Splice Video Editor (Free): Preparing for this show, I found most of the apps were initially made for the iPhone as the camera/video feature on the iPad is relatively new. As I had multiple photos and videos eating up valuable space on my phone already, I decided to use a few of these to create a video of a recent Blue October concert I attended. Using Splice Video Editor (Free), the process was effortless…
 

This week we discussed the following free apps:
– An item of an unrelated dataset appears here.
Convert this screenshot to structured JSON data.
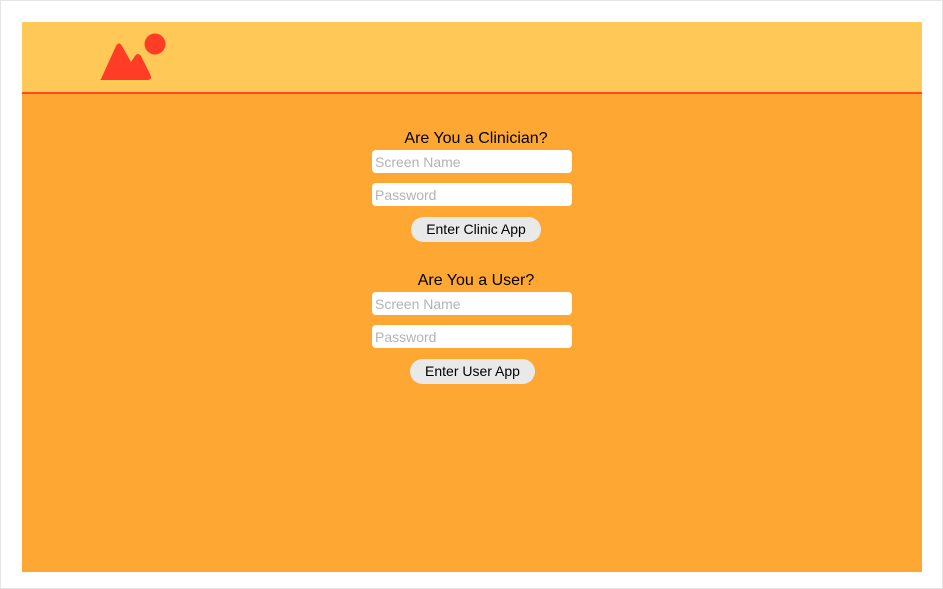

  1. Videolicious (Twitter): Visit their website and blog for instructions and sample videos
  2. Splice Video Editor (Free) (Twitter): Visit their support community, website, and YouTube channel for samples and tutorials
  3. Cartoonatic: Visit their website for support
  4. Video Editor for Free
  5. iMotion HD: Visit their website and YouTube channel for support and sample videos. Also check out iMotion Remote to remotely control your time-lapse and stop-motion photography projects.
  6. Pop My Video: was only free for a limited time (see their website for instructions and video tutorial)
  7. Animoto (Twitter): check out their web app to create similar videos online
  8. Slideshow+: currently free for a limited time (check out Photo Slideshow Director and their help site with videos)

 
Video with iMotion HD: Within the app, I found a gallery of user created and submitted videos. For some reason, this one really caught my eye. As an educator, the idea of creating a tutorial or step-by-step video for a process app-ealed to me very much. Even at the elementary level, I could see students setting up a first-next-then scenario and capturing it.
 

 

Stream this week’s episode or download it in iTunes directly. 

Listen to internet radio with Techchef4u on Blog Talk Radio

 

Yes, we are now available in iTunes (search for “appy hours 4 u” or “techchef4u”).
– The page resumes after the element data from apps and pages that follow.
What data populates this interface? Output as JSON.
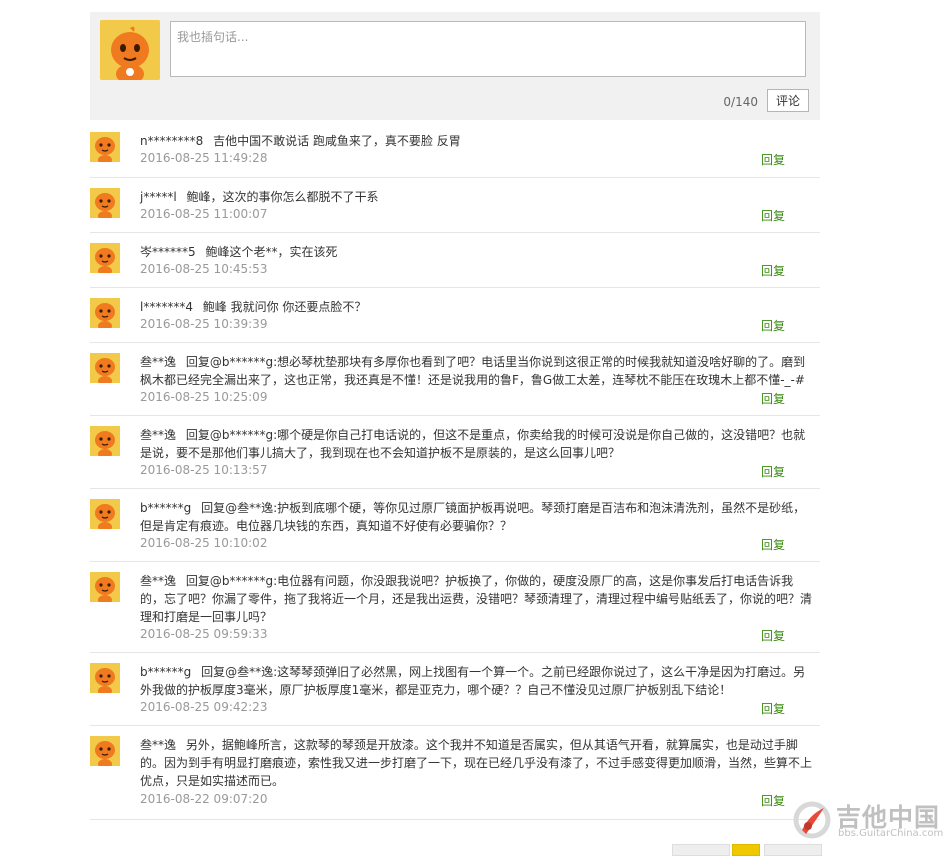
{
  "composer": {
    "placeholder": "我也插句话...",
    "counter": "0/140",
    "submit_label": "评论"
  },
  "comments": [
    {
      "user": "n********8",
      "content": "吉他中国不敢说话 跑咸鱼来了，真不要脸 反胃",
      "time": "2016-08-25 11:49:28",
      "reply": "回复"
    },
    {
      "user": "j*****l",
      "content": "鲍峰，这次的事你怎么都脱不了干系",
      "time": "2016-08-25 11:00:07",
      "reply": "回复"
    },
    {
      "user": "岑******5",
      "content": "鲍峰这个老**，实在该死",
      "time": "2016-08-25 10:45:53",
      "reply": "回复"
    },
    {
      "user": "l*******4",
      "content": "鲍峰 我就问你 你还要点脸不？",
      "time": "2016-08-25 10:39:39",
      "reply": "回复"
    },
    {
      "user": "叁**逸",
      "content": "回复@b******g:想必琴枕垫那块有多厚你也看到了吧？电话里当你说到这很正常的时候我就知道没啥好聊的了。磨到枫木都已经完全漏出来了，这也正常，我还真是不懂！还是说我用的鲁F，鲁G做工太差，连琴枕不能压在玫瑰木上都不懂-_-#",
      "time": "2016-08-25 10:25:09",
      "reply": "回复"
    },
    {
      "user": "叁**逸",
      "content": "回复@b******g:哪个硬是你自己打电话说的，但这不是重点，你卖给我的时候可没说是你自己做的，这没错吧？也就是说，要不是那他们事儿搞大了，我到现在也不会知道护板不是原装的，是这么回事儿吧？",
      "time": "2016-08-25 10:13:57",
      "reply": "回复"
    },
    {
      "user": "b******g",
      "content": "回复@叁**逸:护板到底哪个硬，等你见过原厂镜面护板再说吧。琴颈打磨是百洁布和泡沫清洗剂，虽然不是砂纸，但是肯定有痕迹。电位器几块钱的东西，真知道不好使有必要骗你？？",
      "time": "2016-08-25 10:10:02",
      "reply": "回复"
    },
    {
      "user": "叁**逸",
      "content": "回复@b******g:电位器有问题，你没跟我说吧？护板换了，你做的，硬度没原厂的高，这是你事发后打电话告诉我的，忘了吧？你漏了零件，拖了我将近一个月，还是我出运费，没错吧？琴颈清理了，清理过程中编号贴纸丢了，你说的吧？清理和打磨是一回事儿吗？",
      "time": "2016-08-25 09:59:33",
      "reply": "回复"
    },
    {
      "user": "b******g",
      "content": "回复@叁**逸:这琴琴颈弹旧了必然黑，网上找图有一个算一个。之前已经跟你说过了，这么干净是因为打磨过。另外我做的护板厚度3毫米，原厂护板厚度1毫米，都是亚克力，哪个硬？？自己不懂没见过原厂护板别乱下结论！",
      "time": "2016-08-25 09:42:23",
      "reply": "回复"
    },
    {
      "user": "叁**逸",
      "content": "另外，据鲍峰所言，这款琴的琴颈是开放漆。这个我并不知道是否属实，但从其语气开看，就算属实，也是动过手脚的。因为到手有明显打磨痕迹，索性我又进一步打磨了一下，现在已经几乎没有漆了，不过手感变得更加顺滑，当然，些算不上优点，只是如实描述而已。",
      "time": "2016-08-22 09:07:20",
      "reply": "回复"
    }
  ],
  "footer": {
    "logo_text": "吉他中国",
    "logo_url": "bbs.GuitarChina.com"
  },
  "colors": {
    "reply_link": "#3a8a10",
    "timestamp": "#999999",
    "composer_bg": "#f1f1f1",
    "pager_active": "#f0c800",
    "avatar_bg": "#f3c94a",
    "mascot_orange": "#f07a1f"
  }
}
02 Aug 2011
Comments: 2

Blue October: Cooking up Educational Experiences

Blue October: The Chills: As I have been accused of having iPad and apps terrets, I wanted to share another passion of mine… music. More specifically, Blue October, a band that I have been following for over 10+ years.

On the evening of June 27th my husband and I had just nestled in bed to watch the premier of True Blood. As he was checking his FaceBook feed, he noticed Blue October had posted a notice that they were shooting the video for the single “The Chills” (the song is not rated as explicit but does have some mild profanity) from their upcoming album and anyone that could make it there before 9pm could be in the crowd. Needless to say, I threw on some jeans and a tank and I was out the door. The shoot was absolutely amazing but I don’t really need to share all of the details as I have created a tagged narrative of my evening via BlipSnips.
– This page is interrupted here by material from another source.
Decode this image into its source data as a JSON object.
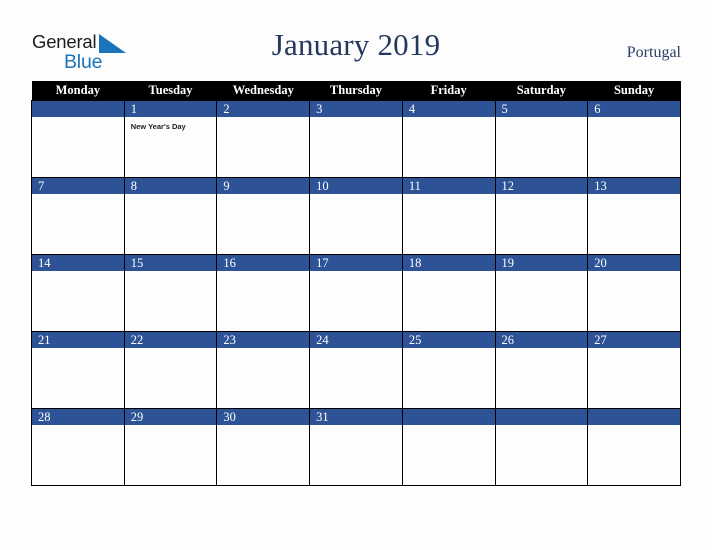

Blue October: The Chills

BlipSnips: I was very eager to find some way to share my once-in-a-lifetime opportunity with my colleagues. As I am an Instructional Technology Specialist, I had to find a way to put an educational spin on the experience . Thus, I decided to seek out Web 2.0 tools that educators can use to edit and annotate YouTube videos. Blipsnips will require a login. It is quite easy to use and the end result is a tagged list (you can click on the times to transport you to that moment in the video) as you see below. I will say that I was a bit disappointed that the blipsnips didn’t appear more ala VH1 pop-up video or even at the bottom of the page as a news ribbon as that was my original attention. Nonetheless, I was able to share both my story and a useful tool for educators. (Couldn’t resist…Blipsnips is also a free app!)

Got a pic with Justin at a 5591 show in 2004

How might this tool be used educationally?

Consider annotating a you tube video for students with questions at certain time markers or having students create their own tagged list of facts, misconceptions, character traits, plot analysis, etc… for an educational video selection. There is quite a bit of research that goes into such fact-finding and the activity is high interest. Not to mention that music is a powerful teaching resource and fits in quite nicely with elements of digital storytelling.

Check out these YouTube tools too: Quietube, ViewPure, and TubeChop.

Please share other tools to annotate or edit YouTube videos for educational/classroom use and the resulting lessons and activities associated with them.